Is it amusing to watch a 40 year old man act like a total S.O.B. to everyone around him, frequently unleashing crude verbal assaults on kids and parents alike?

When that man is Jason Bateman..yes, yes it is.

Bateman not only stars, but makes his big screen directorial debut in Bad Words, and he delivers a darkly funny romp through the cutthroat world of spelling bees. Think Best in Show meets Bad Santa and you’ll be in the right-but-way-wrong neighborhood.

Smarmy Guy Trilby (Bateman) crashes the spelling regionals in his hometown of Columbus, informing the judges that through a loophole in the rules, he is eligible to compete. With no legal grounds to deny him, they relent and find out Guy is not only a great speller, but a nasty douchebag who will stop at nothing to humiliate his opponents.

Why would a grown man do such a thing?

Reporter Jenny Widgeon (Kathryn Hahn) reflects our curiosity, and she travels with Guy on his journey to the national finals, hoping to discover his motives and land a story.

The screenplay, a debut for Andrew Dodge, has apparently been floating around for years, scaring off potential filmmakers with its down and dirty edges. Bateman, who’s been elevating projects since his days as a child actor, proves a natural at fleshing it out.

As a comic actor, Bateman’s timing is always flawless, a trait which translates well to his direction. He keeps the story lean and mean, with a quick pace and plenty of funny moments that never feel forced. Best of all, the heartwarming life lessons are kept to a minimum.

If you guessed that Guy and reporter Jenny find love, while a cute young speller teaches Guy the meaning of friendship, no one could blame you. Bateman’s not following that tired formula, and bless him for that.

That’s not to say that Jenny and Guy don’t share some hilariously awkward moments, or that precocious spelling champ Chaitanya (young Rohan Chand in a charming performance) doesn’t want to be friends, but Bateman never lets any of it become overly saccharine. He sets his tone and, for the most part, sees it through.

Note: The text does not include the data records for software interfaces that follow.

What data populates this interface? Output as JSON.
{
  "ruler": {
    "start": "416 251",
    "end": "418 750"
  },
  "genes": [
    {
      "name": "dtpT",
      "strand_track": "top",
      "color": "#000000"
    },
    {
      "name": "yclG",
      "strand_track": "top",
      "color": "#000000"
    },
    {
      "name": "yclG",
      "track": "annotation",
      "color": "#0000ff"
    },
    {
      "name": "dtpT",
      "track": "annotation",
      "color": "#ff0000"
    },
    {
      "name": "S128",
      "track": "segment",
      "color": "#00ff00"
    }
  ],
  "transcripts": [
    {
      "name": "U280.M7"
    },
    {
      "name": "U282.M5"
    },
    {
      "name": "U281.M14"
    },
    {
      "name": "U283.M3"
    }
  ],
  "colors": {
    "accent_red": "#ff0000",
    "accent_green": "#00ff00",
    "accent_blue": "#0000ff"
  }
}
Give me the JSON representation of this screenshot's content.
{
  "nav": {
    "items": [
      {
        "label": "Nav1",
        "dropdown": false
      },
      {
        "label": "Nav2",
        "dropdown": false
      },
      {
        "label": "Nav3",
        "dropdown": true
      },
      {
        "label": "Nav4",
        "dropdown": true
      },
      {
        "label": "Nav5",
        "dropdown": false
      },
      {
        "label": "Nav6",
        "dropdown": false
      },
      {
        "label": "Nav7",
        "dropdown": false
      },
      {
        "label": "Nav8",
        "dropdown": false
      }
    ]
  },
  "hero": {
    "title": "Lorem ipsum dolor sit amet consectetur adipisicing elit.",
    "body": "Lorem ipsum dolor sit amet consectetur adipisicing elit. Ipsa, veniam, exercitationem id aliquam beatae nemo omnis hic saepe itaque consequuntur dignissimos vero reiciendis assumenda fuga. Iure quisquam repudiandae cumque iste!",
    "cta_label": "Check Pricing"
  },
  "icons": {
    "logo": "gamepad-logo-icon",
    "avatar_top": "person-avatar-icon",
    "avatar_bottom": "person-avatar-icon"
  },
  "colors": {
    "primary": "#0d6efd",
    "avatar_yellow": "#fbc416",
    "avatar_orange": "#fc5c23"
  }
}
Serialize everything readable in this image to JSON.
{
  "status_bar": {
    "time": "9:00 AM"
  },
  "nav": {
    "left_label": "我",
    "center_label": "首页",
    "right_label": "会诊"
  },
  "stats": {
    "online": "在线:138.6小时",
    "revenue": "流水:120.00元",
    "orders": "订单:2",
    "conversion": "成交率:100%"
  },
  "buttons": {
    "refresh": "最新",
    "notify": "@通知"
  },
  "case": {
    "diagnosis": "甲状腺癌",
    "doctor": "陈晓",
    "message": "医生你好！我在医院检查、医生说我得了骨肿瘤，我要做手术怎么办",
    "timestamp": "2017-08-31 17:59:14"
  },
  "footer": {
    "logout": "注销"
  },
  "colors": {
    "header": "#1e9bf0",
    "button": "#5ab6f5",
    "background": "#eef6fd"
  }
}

If you don’t like nasty funny, stay far away from Bad Words.

But if you do, come sit next to me.